Wednesday, 4 November 2009

House Prices - wtf?

Another week, another story about how house prices are rising once more. Disaster has been averted! We can all go out and spend the free money that's being built up in our property! Recession over!

Wait a minute, as I remember, when prices started falling, this was a correction that would return the prices to historic levels. Now the prices are going up, everyone seems to have assumed this has happened.

I decided to pull some data (admittedly from Nationwide, rather than the Halifax quoted in the story above) and see what the situation looked like.

This first graph shows the Nationwide Affordability index over the past 16 years. I've shown the figures for UK and London (which is probably a special case, possibly due to all the MPs owning the most expensive properties they can get us to pay for).

We can see pretty clearly that during the mid-90s the market corrected down to an index of 40/50 (It's also interesting that it's only since this time that the London market has had an index of roughly 10 more than the UK as a whole). This data only goes up to Q2 2009 but you can see where the market has started to turn. This looks pretty close to the long term average (which includes two peaks, and only one dip, but I couldn't be arsed to correct for that). Perhaps the market has managed to perfectly hit this average and will stay there forever. Boom and Bust abolished! I'm sure I've heard that before somewhere.

I would argue that in a rational world (and don't worry, I'm under no pretence we're in one of those!) that house prices need to fall a long way further. And if the previous graph didn't convince you, check this one out comparing the price paid by first-time buyers to their income.

This leads me to ask: Why are house prices rising?

The obvious explanation is to look at the FTSE 100 and assume that both are pricing in future inflation and a falling Sterling.
Whilst I'd agree that this is rational for the FTSE 100 and I can see the logic in pricing in future growth into current house prices, I can't see any avenues to future growth for house prices.
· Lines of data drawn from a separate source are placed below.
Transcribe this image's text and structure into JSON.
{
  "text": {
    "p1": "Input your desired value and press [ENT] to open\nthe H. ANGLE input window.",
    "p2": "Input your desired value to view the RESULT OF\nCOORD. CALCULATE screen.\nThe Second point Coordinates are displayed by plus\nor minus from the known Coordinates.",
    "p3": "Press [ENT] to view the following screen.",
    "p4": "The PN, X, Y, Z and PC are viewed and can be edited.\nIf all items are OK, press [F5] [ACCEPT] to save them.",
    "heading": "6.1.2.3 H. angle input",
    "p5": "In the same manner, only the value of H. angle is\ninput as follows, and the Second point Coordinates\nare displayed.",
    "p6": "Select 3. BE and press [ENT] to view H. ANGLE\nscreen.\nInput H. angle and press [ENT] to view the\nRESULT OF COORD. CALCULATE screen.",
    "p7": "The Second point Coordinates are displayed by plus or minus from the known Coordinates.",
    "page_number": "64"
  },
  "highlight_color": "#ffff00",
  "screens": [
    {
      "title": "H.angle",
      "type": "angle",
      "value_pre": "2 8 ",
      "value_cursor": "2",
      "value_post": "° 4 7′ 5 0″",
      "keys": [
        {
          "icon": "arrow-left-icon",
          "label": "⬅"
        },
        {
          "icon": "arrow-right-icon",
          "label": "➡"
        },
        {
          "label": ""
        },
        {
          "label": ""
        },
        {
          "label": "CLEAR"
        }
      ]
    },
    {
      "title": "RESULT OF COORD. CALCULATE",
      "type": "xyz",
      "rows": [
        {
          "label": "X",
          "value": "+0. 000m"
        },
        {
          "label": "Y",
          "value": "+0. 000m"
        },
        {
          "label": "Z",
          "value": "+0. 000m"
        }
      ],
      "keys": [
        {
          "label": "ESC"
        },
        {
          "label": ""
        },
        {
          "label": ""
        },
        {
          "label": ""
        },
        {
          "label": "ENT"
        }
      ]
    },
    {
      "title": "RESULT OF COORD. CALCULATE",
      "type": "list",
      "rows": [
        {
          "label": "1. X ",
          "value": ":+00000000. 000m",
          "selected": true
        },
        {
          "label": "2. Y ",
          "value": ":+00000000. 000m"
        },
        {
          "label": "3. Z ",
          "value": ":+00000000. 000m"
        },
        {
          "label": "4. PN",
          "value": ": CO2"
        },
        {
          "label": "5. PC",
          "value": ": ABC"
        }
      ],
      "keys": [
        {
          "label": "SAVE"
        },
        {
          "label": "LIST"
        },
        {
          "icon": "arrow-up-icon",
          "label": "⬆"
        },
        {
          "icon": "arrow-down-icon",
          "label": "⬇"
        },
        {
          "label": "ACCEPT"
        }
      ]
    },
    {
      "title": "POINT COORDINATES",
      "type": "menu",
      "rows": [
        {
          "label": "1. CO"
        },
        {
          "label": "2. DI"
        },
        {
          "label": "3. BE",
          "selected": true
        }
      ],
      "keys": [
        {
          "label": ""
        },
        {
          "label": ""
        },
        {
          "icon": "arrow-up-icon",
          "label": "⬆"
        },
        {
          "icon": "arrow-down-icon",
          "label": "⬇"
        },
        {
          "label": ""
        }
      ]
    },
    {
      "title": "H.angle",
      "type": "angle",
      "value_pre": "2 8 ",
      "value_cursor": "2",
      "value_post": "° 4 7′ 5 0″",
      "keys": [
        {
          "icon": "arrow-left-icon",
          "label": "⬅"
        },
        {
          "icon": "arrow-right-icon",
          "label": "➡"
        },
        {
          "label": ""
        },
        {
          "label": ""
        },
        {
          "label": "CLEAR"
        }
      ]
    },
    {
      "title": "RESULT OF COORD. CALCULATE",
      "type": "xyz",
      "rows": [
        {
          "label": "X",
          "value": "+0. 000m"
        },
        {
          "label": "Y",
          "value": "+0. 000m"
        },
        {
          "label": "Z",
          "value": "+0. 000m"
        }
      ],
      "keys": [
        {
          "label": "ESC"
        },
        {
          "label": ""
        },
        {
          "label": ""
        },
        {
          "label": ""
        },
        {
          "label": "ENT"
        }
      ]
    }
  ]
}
There will be a nasty day ahead when the BoE base rate rises. This will drive up the cost of mortgage payments (remember, BoE base rate was about 5% before all of the recent unpleasantness). Unemployment is and will continue to rise for some time and these people will be unable to afford this rise in their mortgage payments. More defaulted mortgages (which will piss off the banks, but they should have enough of our money to cover themselves now) and more houses on the market at increasingly fire-sale prices.
There is pain ahead in the housing market that will make the last two years look like a trip to the Seychelles. The depressing thing is that I'm pretty sure that this will be the least of our problems.
Time to start stocking up on canned food?

1 comment:

  1. I still work on the basis of 3.5x gross salary: as a first-time-buyer, until I can afford a flat or a small house for that, the market is overpriced.

    Ridiculously low credit costs are what inflated the bubble in the first place, so I don't think keeping the BoE rate at a 400-year-low is going to help. And when it rises, as you say, people will default in huge numbers and over-supply the market, crashing house prices.